[Records from a dataset]
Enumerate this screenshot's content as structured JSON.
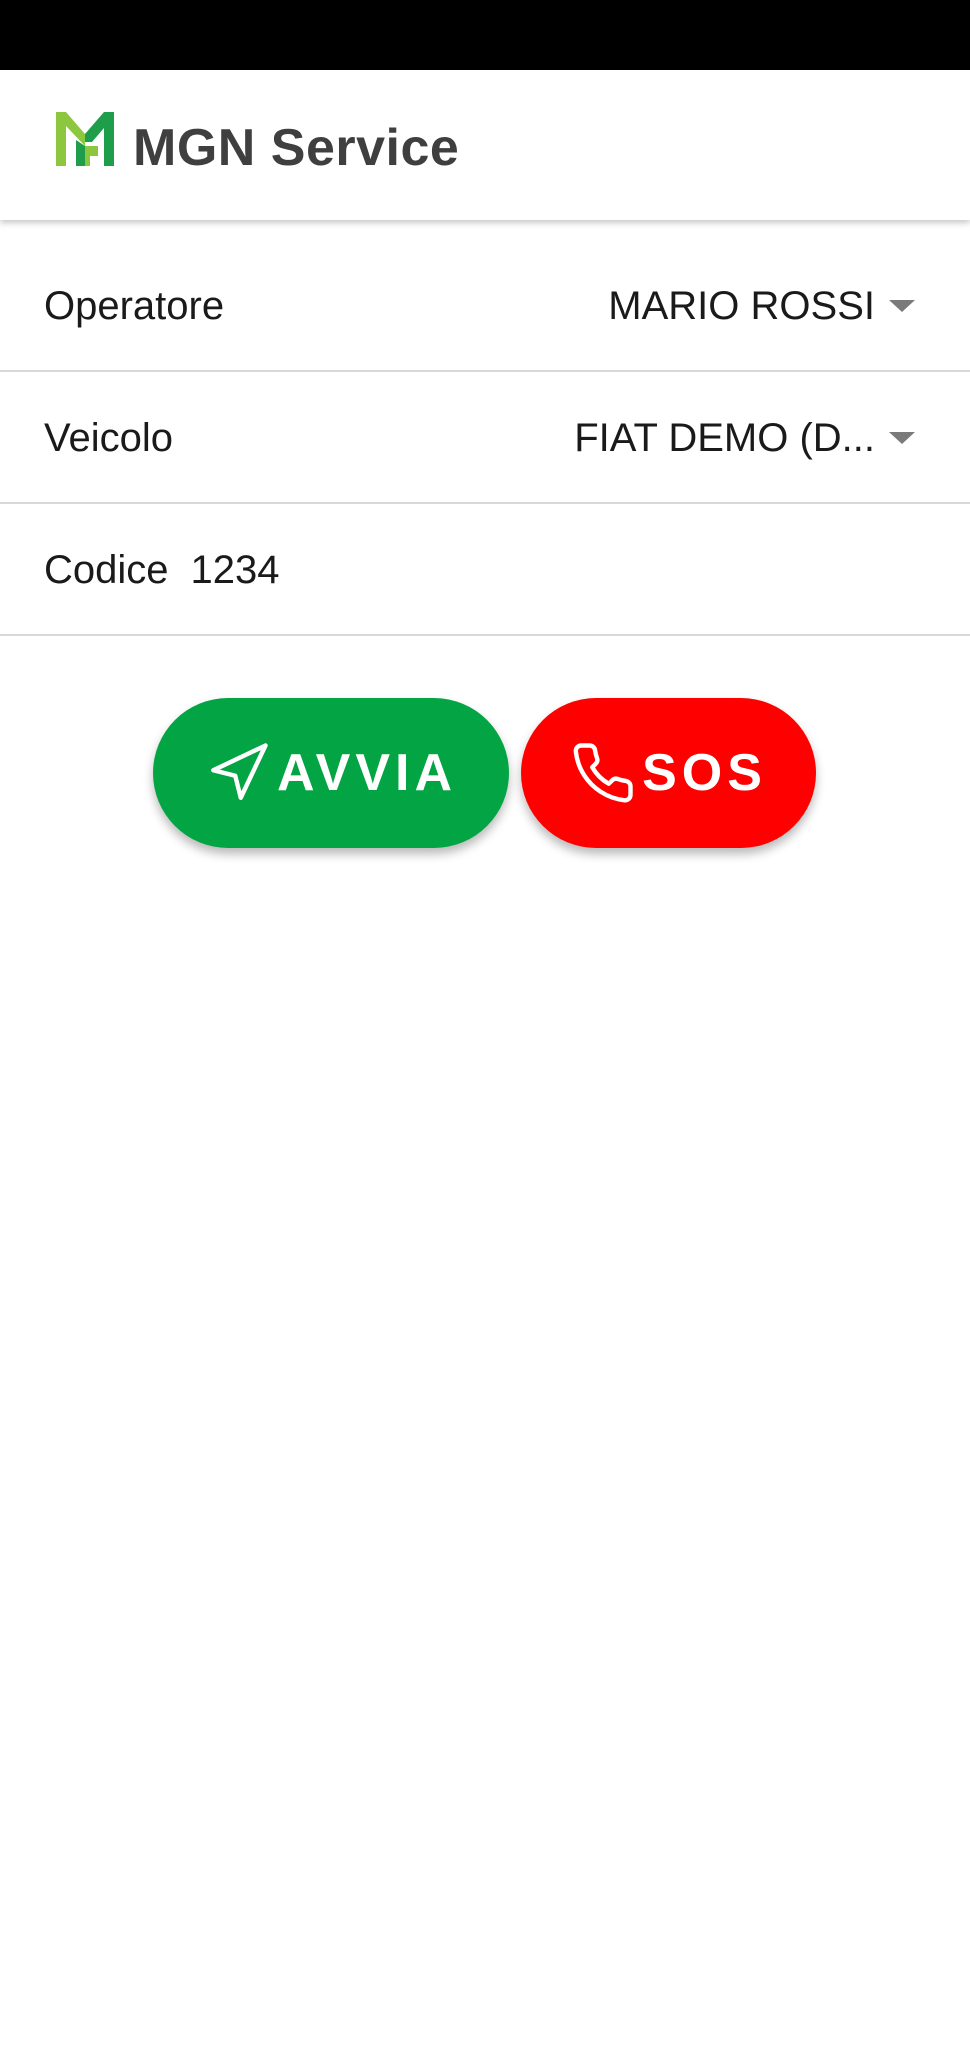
{
  "app": {
    "title": "MGN Service",
    "logo_icon": "mgn-logo",
    "colors": {
      "logo_light": "#8dc63f",
      "logo_dark": "#1e9e4a",
      "start": "#03a443",
      "sos": "#fe0000"
    }
  },
  "form": {
    "operatore": {
      "label": "Operatore",
      "value": "MARIO ROSSI",
      "icon": "dropdown-arrow-icon"
    },
    "veicolo": {
      "label": "Veicolo",
      "value": "FIAT DEMO (D...",
      "icon": "dropdown-arrow-icon"
    },
    "codice": {
      "label": "Codice",
      "value": "1234"
    }
  },
  "actions": {
    "avvia": {
      "label": "AVVIA",
      "icon": "navigation-arrow-icon"
    },
    "sos": {
      "label": "SOS",
      "icon": "phone-icon"
    }
  }
}
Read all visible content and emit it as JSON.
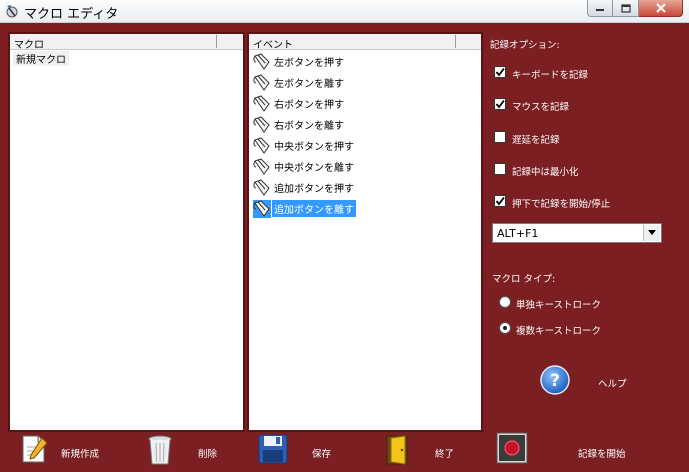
{
  "window": {
    "title": "マクロ エディタ"
  },
  "macro_panel": {
    "header": "マクロ",
    "items": [
      "新規マクロ"
    ]
  },
  "event_panel": {
    "header": "イベント",
    "events": [
      "左ボタンを押す",
      "左ボタンを離す",
      "右ボタンを押す",
      "右ボタンを離す",
      "中央ボタンを押す",
      "中央ボタンを離す",
      "追加ボタンを押す",
      "追加ボタンを離す"
    ],
    "selected_index": 7
  },
  "options": {
    "title": "記録オプション:",
    "checkboxes": [
      {
        "label": "キーボードを記録",
        "checked": true
      },
      {
        "label": "マウスを記録",
        "checked": true
      },
      {
        "label": "遅延を記録",
        "checked": false
      },
      {
        "label": "記録中は最小化",
        "checked": false
      },
      {
        "label": "押下で記録を開始/停止",
        "checked": true
      }
    ],
    "hotkey": "ALT+F1"
  },
  "macro_type": {
    "title": "マクロ タイプ:",
    "options": [
      {
        "label": "単独キーストローク",
        "selected": false
      },
      {
        "label": "複数キーストローク",
        "selected": true
      }
    ]
  },
  "help": {
    "label": "ヘルプ"
  },
  "toolbar": {
    "new_label": "新規作成",
    "delete_label": "削除",
    "save_label": "保存",
    "exit_label": "終了",
    "record_label": "記録を開始"
  },
  "colors": {
    "background": "#7c1f22",
    "selection": "#3399ff"
  }
}
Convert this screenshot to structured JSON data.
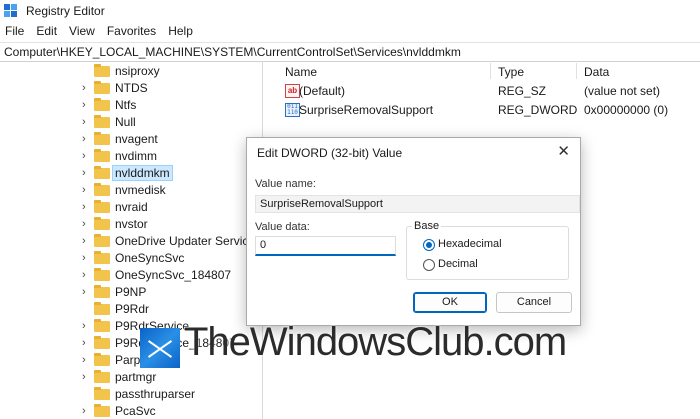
{
  "window": {
    "title": "Registry Editor"
  },
  "menu": [
    "File",
    "Edit",
    "View",
    "Favorites",
    "Help"
  ],
  "address": "Computer\\HKEY_LOCAL_MACHINE\\SYSTEM\\CurrentControlSet\\Services\\nvlddmkm",
  "tree": {
    "items": [
      {
        "label": "nsiproxy",
        "chevron": false
      },
      {
        "label": "NTDS",
        "chevron": true
      },
      {
        "label": "Ntfs",
        "chevron": true
      },
      {
        "label": "Null",
        "chevron": true
      },
      {
        "label": "nvagent",
        "chevron": true
      },
      {
        "label": "nvdimm",
        "chevron": true
      },
      {
        "label": "nvlddmkm",
        "chevron": true,
        "selected": true
      },
      {
        "label": "nvmedisk",
        "chevron": true
      },
      {
        "label": "nvraid",
        "chevron": true
      },
      {
        "label": "nvstor",
        "chevron": true
      },
      {
        "label": "OneDrive Updater Service",
        "chevron": true
      },
      {
        "label": "OneSyncSvc",
        "chevron": true
      },
      {
        "label": "OneSyncSvc_184807",
        "chevron": true
      },
      {
        "label": "P9NP",
        "chevron": true
      },
      {
        "label": "P9Rdr",
        "chevron": false
      },
      {
        "label": "P9RdrService",
        "chevron": true
      },
      {
        "label": "P9RdrService_184807",
        "chevron": true
      },
      {
        "label": "Parport",
        "chevron": true
      },
      {
        "label": "partmgr",
        "chevron": true
      },
      {
        "label": "passthruparser",
        "chevron": false
      },
      {
        "label": "PcaSvc",
        "chevron": true
      }
    ]
  },
  "values": {
    "columns": [
      "Name",
      "Type",
      "Data"
    ],
    "rows": [
      {
        "icon": "string-value-icon",
        "name": "(Default)",
        "type": "REG_SZ",
        "data": "(value not set)"
      },
      {
        "icon": "binary-value-icon",
        "name": "SurpriseRemovalSupport",
        "type": "REG_DWORD",
        "data": "0x00000000 (0)"
      }
    ]
  },
  "dialog": {
    "title": "Edit DWORD (32-bit) Value",
    "close_glyph": "✕",
    "value_name_label": "Value name:",
    "value_name": "SurpriseRemovalSupport",
    "value_data_label": "Value data:",
    "value_data": "0",
    "base_label": "Base",
    "hex_label": "Hexadecimal",
    "dec_label": "Decimal",
    "selected_base": "Hexadecimal",
    "ok_label": "OK",
    "cancel_label": "Cancel"
  },
  "watermark": {
    "text": "TheWindowsClub.com"
  },
  "colors": {
    "accent": "#0067c0",
    "folder": "#f2c44b",
    "selection": "#cce8ff"
  }
}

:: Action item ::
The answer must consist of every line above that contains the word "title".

:: Exercise response ::
    "title": "MGN Service",
    "title": "マクロ エディタ"
    "title": "記録オプション:",
    "title": "マクロ タイプ:",
    "title": "Registry Editor"
    "title": "Edit DWORD (32-bit) Value",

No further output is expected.